Excerpts from an interface dataset:

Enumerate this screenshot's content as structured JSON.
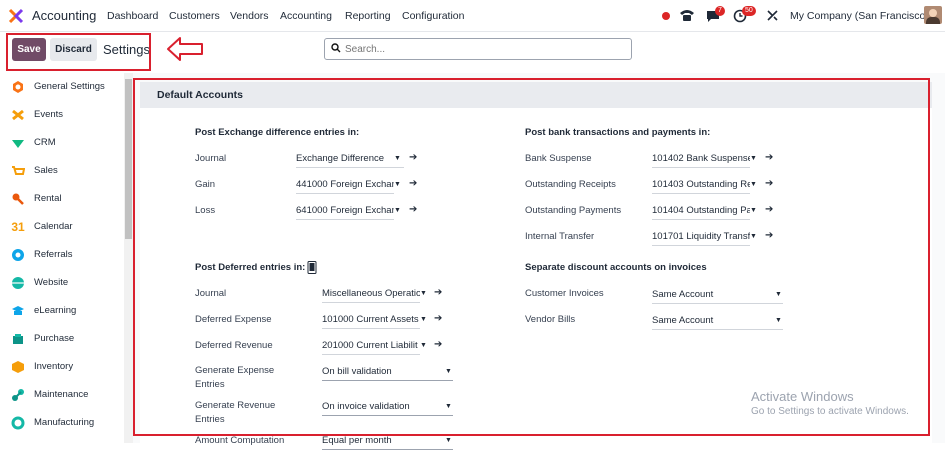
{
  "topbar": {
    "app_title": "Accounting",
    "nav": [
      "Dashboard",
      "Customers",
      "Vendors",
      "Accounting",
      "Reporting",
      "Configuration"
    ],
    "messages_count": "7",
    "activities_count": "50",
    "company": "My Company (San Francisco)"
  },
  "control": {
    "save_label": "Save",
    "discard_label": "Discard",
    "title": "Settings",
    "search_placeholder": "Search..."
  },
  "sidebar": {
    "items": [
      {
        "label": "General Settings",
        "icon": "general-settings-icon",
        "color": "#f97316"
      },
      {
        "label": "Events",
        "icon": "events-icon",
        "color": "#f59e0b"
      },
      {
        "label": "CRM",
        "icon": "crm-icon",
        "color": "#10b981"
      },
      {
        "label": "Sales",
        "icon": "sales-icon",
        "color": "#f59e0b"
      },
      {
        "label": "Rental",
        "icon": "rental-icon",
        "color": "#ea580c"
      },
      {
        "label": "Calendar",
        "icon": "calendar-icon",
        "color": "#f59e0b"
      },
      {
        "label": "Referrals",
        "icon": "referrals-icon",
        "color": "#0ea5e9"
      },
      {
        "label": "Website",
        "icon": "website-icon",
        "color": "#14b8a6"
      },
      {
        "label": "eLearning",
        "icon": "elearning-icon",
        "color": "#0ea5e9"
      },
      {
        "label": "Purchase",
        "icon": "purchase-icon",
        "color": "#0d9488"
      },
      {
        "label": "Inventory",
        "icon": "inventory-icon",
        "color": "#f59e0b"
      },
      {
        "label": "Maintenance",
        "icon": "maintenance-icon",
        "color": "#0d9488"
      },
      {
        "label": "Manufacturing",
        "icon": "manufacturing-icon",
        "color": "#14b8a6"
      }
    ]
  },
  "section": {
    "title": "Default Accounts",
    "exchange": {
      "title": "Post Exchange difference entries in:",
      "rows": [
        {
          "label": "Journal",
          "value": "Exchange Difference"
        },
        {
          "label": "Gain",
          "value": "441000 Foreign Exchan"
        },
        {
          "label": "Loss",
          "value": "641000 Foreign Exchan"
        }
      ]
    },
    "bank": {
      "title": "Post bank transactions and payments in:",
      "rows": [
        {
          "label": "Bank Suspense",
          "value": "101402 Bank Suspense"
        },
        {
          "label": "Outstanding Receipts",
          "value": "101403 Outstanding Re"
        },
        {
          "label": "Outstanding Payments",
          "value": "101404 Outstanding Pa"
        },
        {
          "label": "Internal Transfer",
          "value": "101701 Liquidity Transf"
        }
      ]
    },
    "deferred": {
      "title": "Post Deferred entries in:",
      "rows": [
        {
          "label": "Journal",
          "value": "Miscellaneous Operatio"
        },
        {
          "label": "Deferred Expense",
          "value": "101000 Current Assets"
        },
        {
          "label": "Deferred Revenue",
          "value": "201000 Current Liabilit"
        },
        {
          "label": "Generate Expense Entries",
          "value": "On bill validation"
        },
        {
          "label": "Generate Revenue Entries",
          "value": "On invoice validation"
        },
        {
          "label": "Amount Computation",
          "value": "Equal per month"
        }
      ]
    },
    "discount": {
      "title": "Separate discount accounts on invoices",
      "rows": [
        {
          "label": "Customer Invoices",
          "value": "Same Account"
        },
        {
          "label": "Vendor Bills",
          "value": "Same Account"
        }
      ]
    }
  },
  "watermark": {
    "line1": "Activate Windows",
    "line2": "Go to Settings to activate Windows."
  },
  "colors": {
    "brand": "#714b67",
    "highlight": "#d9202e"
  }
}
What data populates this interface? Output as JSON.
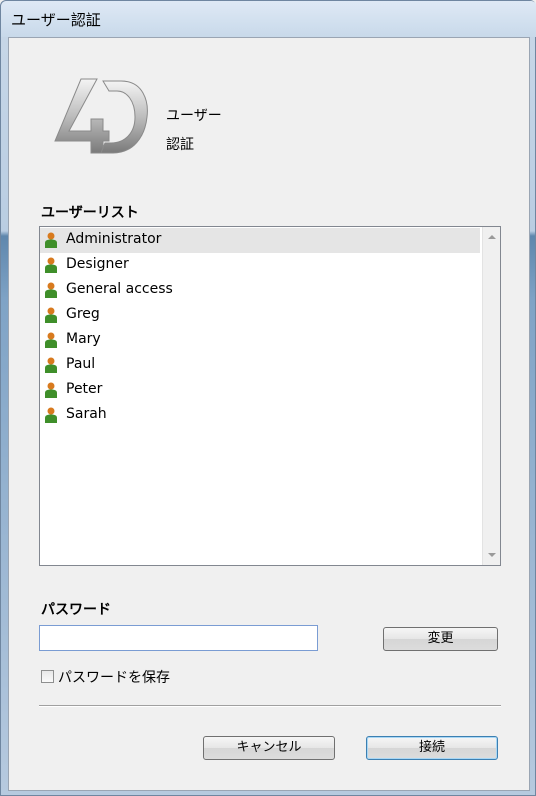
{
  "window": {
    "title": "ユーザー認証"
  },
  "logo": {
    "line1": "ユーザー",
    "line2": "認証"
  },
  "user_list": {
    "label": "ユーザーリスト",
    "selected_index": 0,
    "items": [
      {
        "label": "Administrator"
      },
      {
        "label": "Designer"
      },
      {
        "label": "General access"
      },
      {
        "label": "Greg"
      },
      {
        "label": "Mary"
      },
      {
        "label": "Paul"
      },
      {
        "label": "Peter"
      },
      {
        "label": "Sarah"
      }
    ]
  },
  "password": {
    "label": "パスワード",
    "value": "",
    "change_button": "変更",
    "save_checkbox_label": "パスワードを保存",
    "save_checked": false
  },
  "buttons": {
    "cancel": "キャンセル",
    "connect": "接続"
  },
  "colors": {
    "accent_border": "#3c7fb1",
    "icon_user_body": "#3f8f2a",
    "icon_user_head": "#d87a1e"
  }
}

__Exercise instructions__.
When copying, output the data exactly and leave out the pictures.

__Written response__.
Enumerate this screenshot's content as structured JSON.
{
  "topbar": {
    "app_title": "Accounting",
    "nav": [
      "Dashboard",
      "Customers",
      "Vendors",
      "Accounting",
      "Reporting",
      "Configuration"
    ],
    "messages_count": "7",
    "activities_count": "50",
    "company": "My Company (San Francisco)"
  },
  "control": {
    "save_label": "Save",
    "discard_label": "Discard",
    "title": "Settings",
    "search_placeholder": "Search..."
  },
  "sidebar": {
    "items": [
      {
        "label": "General Settings",
        "icon": "general-settings-icon",
        "color": "#f97316"
      },
      {
        "label": "Events",
        "icon": "events-icon",
        "color": "#f59e0b"
      },
      {
        "label": "CRM",
        "icon": "crm-icon",
        "color": "#10b981"
      },
      {
        "label": "Sales",
        "icon": "sales-icon",
        "color": "#f59e0b"
      },
      {
        "label": "Rental",
        "icon": "rental-icon",
        "color": "#ea580c"
      },
      {
        "label": "Calendar",
        "icon": "calendar-icon",
        "color": "#f59e0b"
      },
      {
        "label": "Referrals",
        "icon": "referrals-icon",
        "color": "#0ea5e9"
      },
      {
        "label": "Website",
        "icon": "website-icon",
        "color": "#14b8a6"
      },
      {
        "label": "eLearning",
        "icon": "elearning-icon",
        "color": "#0ea5e9"
      },
      {
        "label": "Purchase",
        "icon": "purchase-icon",
        "color": "#0d9488"
      },
      {
        "label": "Inventory",
        "icon": "inventory-icon",
        "color": "#f59e0b"
      },
      {
        "label": "Maintenance",
        "icon": "maintenance-icon",
        "color": "#0d9488"
      },
      {
        "label": "Manufacturing",
        "icon": "manufacturing-icon",
        "color": "#14b8a6"
      }
    ]
  },
  "section": {
    "title": "Default Accounts",
    "exchange": {
      "title": "Post Exchange difference entries in:",
      "rows": [
        {
          "label": "Journal",
          "value": "Exchange Difference"
        },
        {
          "label": "Gain",
          "value": "441000 Foreign Exchan"
        },
        {
          "label": "Loss",
          "value": "641000 Foreign Exchan"
        }
      ]
    },
    "bank": {
      "title": "Post bank transactions and payments in:",
      "rows": [
        {
          "label": "Bank Suspense",
          "value": "101402 Bank Suspense"
        },
        {
          "label": "Outstanding Receipts",
          "value": "101403 Outstanding Re"
        },
        {
          "label": "Outstanding Payments",
          "value": "101404 Outstanding Pa"
        },
        {
          "label": "Internal Transfer",
          "value": "101701 Liquidity Transf"
        }
      ]
    },
    "deferred": {
      "title": "Post Deferred entries in:",
      "rows": [
        {
          "label": "Journal",
          "value": "Miscellaneous Operatio"
        },
        {
          "label": "Deferred Expense",
          "value": "101000 Current Assets"
        },
        {
          "label": "Deferred Revenue",
          "value": "201000 Current Liabilit"
        },
        {
          "label": "Generate Expense Entries",
          "value": "On bill validation"
        },
        {
          "label": "Generate Revenue Entries",
          "value": "On invoice validation"
        },
        {
          "label": "Amount Computation",
          "value": "Equal per month"
        }
      ]
    },
    "discount": {
      "title": "Separate discount accounts on invoices",
      "rows": [
        {
          "label": "Customer Invoices",
          "value": "Same Account"
        },
        {
          "label": "Vendor Bills",
          "value": "Same Account"
        }
      ]
    }
  },
  "watermark": {
    "line1": "Activate Windows",
    "line2": "Go to Settings to activate Windows."
  },
  "colors": {
    "brand": "#714b67",
    "highlight": "#d9202e"
  }
}
What data populates this interface? Output as JSON.
{
  "window": {
    "title": "ユーザー認証"
  },
  "logo": {
    "line1": "ユーザー",
    "line2": "認証"
  },
  "user_list": {
    "label": "ユーザーリスト",
    "selected_index": 0,
    "items": [
      {
        "label": "Administrator"
      },
      {
        "label": "Designer"
      },
      {
        "label": "General access"
      },
      {
        "label": "Greg"
      },
      {
        "label": "Mary"
      },
      {
        "label": "Paul"
      },
      {
        "label": "Peter"
      },
      {
        "label": "Sarah"
      }
    ]
  },
  "password": {
    "label": "パスワード",
    "value": "",
    "change_button": "変更",
    "save_checkbox_label": "パスワードを保存",
    "save_checked": false
  },
  "buttons": {
    "cancel": "キャンセル",
    "connect": "接続"
  },
  "colors": {
    "accent_border": "#3c7fb1",
    "icon_user_body": "#3f8f2a",
    "icon_user_head": "#d87a1e"
  }
}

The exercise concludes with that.